| Task statement |
Down to the last line, restate the listing below exactly.

-- Supplied data follows --

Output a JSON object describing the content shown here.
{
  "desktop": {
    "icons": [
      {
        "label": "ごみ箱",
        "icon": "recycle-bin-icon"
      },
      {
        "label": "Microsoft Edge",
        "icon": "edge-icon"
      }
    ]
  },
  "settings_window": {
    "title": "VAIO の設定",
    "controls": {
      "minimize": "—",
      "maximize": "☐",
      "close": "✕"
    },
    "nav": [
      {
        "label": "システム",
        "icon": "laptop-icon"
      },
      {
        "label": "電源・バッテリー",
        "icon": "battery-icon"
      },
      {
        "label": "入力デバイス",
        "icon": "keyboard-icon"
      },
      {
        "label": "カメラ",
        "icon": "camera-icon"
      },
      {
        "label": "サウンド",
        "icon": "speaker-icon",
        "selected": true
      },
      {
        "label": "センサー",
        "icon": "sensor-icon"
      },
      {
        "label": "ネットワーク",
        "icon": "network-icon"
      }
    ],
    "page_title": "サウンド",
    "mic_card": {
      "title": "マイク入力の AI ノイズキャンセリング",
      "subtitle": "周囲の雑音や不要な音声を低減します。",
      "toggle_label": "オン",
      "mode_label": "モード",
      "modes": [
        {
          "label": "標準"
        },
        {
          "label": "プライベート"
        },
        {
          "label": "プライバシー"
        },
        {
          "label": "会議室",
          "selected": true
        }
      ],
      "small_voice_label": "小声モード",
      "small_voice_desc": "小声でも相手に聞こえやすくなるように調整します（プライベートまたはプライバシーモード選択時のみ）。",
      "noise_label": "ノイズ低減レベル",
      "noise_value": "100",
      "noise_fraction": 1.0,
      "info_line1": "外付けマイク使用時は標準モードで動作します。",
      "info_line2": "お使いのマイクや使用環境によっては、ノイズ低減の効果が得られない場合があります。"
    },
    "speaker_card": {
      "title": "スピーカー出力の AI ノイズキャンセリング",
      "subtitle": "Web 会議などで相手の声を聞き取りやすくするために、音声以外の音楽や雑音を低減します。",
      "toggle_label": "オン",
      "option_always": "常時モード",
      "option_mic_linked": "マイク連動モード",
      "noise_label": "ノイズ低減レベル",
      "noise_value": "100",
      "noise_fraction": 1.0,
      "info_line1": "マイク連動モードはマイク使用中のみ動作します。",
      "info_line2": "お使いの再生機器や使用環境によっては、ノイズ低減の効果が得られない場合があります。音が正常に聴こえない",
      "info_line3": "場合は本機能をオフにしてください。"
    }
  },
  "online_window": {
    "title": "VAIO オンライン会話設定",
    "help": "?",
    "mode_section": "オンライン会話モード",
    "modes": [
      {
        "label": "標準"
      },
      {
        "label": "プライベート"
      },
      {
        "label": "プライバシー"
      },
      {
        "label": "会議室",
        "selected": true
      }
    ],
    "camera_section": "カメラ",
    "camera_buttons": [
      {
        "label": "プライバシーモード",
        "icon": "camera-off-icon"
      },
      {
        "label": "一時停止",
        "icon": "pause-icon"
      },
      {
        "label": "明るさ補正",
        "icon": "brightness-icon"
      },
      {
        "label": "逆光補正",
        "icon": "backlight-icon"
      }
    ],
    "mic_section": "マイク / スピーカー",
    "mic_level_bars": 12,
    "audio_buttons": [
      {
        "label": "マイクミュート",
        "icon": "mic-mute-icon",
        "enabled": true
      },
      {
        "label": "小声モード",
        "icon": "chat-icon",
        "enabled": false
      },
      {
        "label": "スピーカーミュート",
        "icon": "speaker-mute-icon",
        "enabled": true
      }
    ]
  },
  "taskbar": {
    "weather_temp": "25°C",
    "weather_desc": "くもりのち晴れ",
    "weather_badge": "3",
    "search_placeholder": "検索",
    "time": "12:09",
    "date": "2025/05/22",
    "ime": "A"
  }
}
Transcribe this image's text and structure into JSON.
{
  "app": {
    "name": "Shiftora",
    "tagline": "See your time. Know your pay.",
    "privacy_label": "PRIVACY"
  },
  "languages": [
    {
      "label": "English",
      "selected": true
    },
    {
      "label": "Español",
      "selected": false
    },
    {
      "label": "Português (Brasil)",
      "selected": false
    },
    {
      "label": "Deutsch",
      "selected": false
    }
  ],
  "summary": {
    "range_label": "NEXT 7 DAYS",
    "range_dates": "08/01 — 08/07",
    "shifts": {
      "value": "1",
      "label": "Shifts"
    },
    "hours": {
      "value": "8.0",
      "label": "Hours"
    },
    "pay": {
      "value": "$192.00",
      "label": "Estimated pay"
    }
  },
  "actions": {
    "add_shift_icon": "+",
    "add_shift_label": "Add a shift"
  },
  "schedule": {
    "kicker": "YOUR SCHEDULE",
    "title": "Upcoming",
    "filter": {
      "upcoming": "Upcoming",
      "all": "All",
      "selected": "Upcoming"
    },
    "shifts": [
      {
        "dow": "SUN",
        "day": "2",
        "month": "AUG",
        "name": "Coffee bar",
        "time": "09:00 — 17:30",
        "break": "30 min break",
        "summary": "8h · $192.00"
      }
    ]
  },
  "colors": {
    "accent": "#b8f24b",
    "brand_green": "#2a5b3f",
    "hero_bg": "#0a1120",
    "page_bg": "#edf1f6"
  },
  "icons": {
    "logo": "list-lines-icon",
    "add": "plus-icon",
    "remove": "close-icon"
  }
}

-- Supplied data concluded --

| Task solution |
Output a JSON object describing the content shown here.
{
  "desktop": {
    "icons": [
      {
        "label": "ごみ箱",
        "icon": "recycle-bin-icon"
      },
      {
        "label": "Microsoft Edge",
        "icon": "edge-icon"
      }
    ]
  },
  "settings_window": {
    "title": "VAIO の設定",
    "controls": {
      "minimize": "—",
      "maximize": "☐",
      "close": "✕"
    },
    "nav": [
      {
        "label": "システム",
        "icon": "laptop-icon"
      },
      {
        "label": "電源・バッテリー",
        "icon": "battery-icon"
      },
      {
        "label": "入力デバイス",
        "icon": "keyboard-icon"
      },
      {
        "label": "カメラ",
        "icon": "camera-icon"
      },
      {
        "label": "サウンド",
        "icon": "speaker-icon",
        "selected": true
      },
      {
        "label": "センサー",
        "icon": "sensor-icon"
      },
      {
        "label": "ネットワーク",
        "icon": "network-icon"
      }
    ],
    "page_title": "サウンド",
    "mic_card": {
      "title": "マイク入力の AI ノイズキャンセリング",
      "subtitle": "周囲の雑音や不要な音声を低減します。",
      "toggle_label": "オン",
      "mode_label": "モード",
      "modes": [
        {
          "label": "標準"
        },
        {
          "label": "プライベート"
        },
        {
          "label": "プライバシー"
        },
        {
          "label": "会議室",
          "selected": true
        }
      ],
      "small_voice_label": "小声モード",
      "small_voice_desc": "小声でも相手に聞こえやすくなるように調整します（プライベートまたはプライバシーモード選択時のみ）。",
      "noise_label": "ノイズ低減レベル",
      "noise_value": "100",
      "noise_fraction": 1.0,
      "info_line1": "外付けマイク使用時は標準モードで動作します。",
      "info_line2": "お使いのマイクや使用環境によっては、ノイズ低減の効果が得られない場合があります。"
    },
    "speaker_card": {
      "title": "スピーカー出力の AI ノイズキャンセリング",
      "subtitle": "Web 会議などで相手の声を聞き取りやすくするために、音声以外の音楽や雑音を低減します。",
      "toggle_label": "オン",
      "option_always": "常時モード",
      "option_mic_linked": "マイク連動モード",
      "noise_label": "ノイズ低減レベル",
      "noise_value": "100",
      "noise_fraction": 1.0,
      "info_line1": "マイク連動モードはマイク使用中のみ動作します。",
      "info_line2": "お使いの再生機器や使用環境によっては、ノイズ低減の効果が得られない場合があります。音が正常に聴こえない",
      "info_line3": "場合は本機能をオフにしてください。"
    }
  },
  "online_window": {
    "title": "VAIO オンライン会話設定",
    "help": "?",
    "mode_section": "オンライン会話モード",
    "modes": [
      {
        "label": "標準"
      },
      {
        "label": "プライベート"
      },
      {
        "label": "プライバシー"
      },
      {
        "label": "会議室",
        "selected": true
      }
    ],
    "camera_section": "カメラ",
    "camera_buttons": [
      {
        "label": "プライバシーモード",
        "icon": "camera-off-icon"
      },
      {
        "label": "一時停止",
        "icon": "pause-icon"
      },
      {
        "label": "明るさ補正",
        "icon": "brightness-icon"
      },
      {
        "label": "逆光補正",
        "icon": "backlight-icon"
      }
    ],
    "mic_section": "マイク / スピーカー",
    "mic_level_bars": 12,
    "audio_buttons": [
      {
        "label": "マイクミュート",
        "icon": "mic-mute-icon",
        "enabled": true
      },
      {
        "label": "小声モード",
        "icon": "chat-icon",
        "enabled": false
      },
      {
        "label": "スピーカーミュート",
        "icon": "speaker-mute-icon",
        "enabled": true
      }
    ]
  },
  "taskbar": {
    "weather_temp": "25°C",
    "weather_desc": "くもりのち晴れ",
    "weather_badge": "3",
    "search_placeholder": "検索",
    "time": "12:09",
    "date": "2025/05/22",
    "ime": "A"
  }
}
Transcribe this image's text and structure into JSON.
{
  "app": {
    "name": "Shiftora",
    "tagline": "See your time. Know your pay.",
    "privacy_label": "PRIVACY"
  },
  "languages": [
    {
      "label": "English",
      "selected": true
    },
    {
      "label": "Español",
      "selected": false
    },
    {
      "label": "Português (Brasil)",
      "selected": false
    },
    {
      "label": "Deutsch",
      "selected": false
    }
  ],
  "summary": {
    "range_label": "NEXT 7 DAYS",
    "range_dates": "08/01 — 08/07",
    "shifts": {
      "value": "1",
      "label": "Shifts"
    },
    "hours": {
      "value": "8.0",
      "label": "Hours"
    },
    "pay": {
      "value": "$192.00",
      "label": "Estimated pay"
    }
  },
  "actions": {
    "add_shift_icon": "+",
    "add_shift_label": "Add a shift"
  },
  "schedule": {
    "kicker": "YOUR SCHEDULE",
    "title": "Upcoming",
    "filter": {
      "upcoming": "Upcoming",
      "all": "All",
      "selected": "Upcoming"
    },
    "shifts": [
      {
        "dow": "SUN",
        "day": "2",
        "month": "AUG",
        "name": "Coffee bar",
        "time": "09:00 — 17:30",
        "break": "30 min break",
        "summary": "8h · $192.00"
      }
    ]
  },
  "colors": {
    "accent": "#b8f24b",
    "brand_green": "#2a5b3f",
    "hero_bg": "#0a1120",
    "page_bg": "#edf1f6"
  },
  "icons": {
    "logo": "list-lines-icon",
    "add": "plus-icon",
    "remove": "close-icon"
  }
}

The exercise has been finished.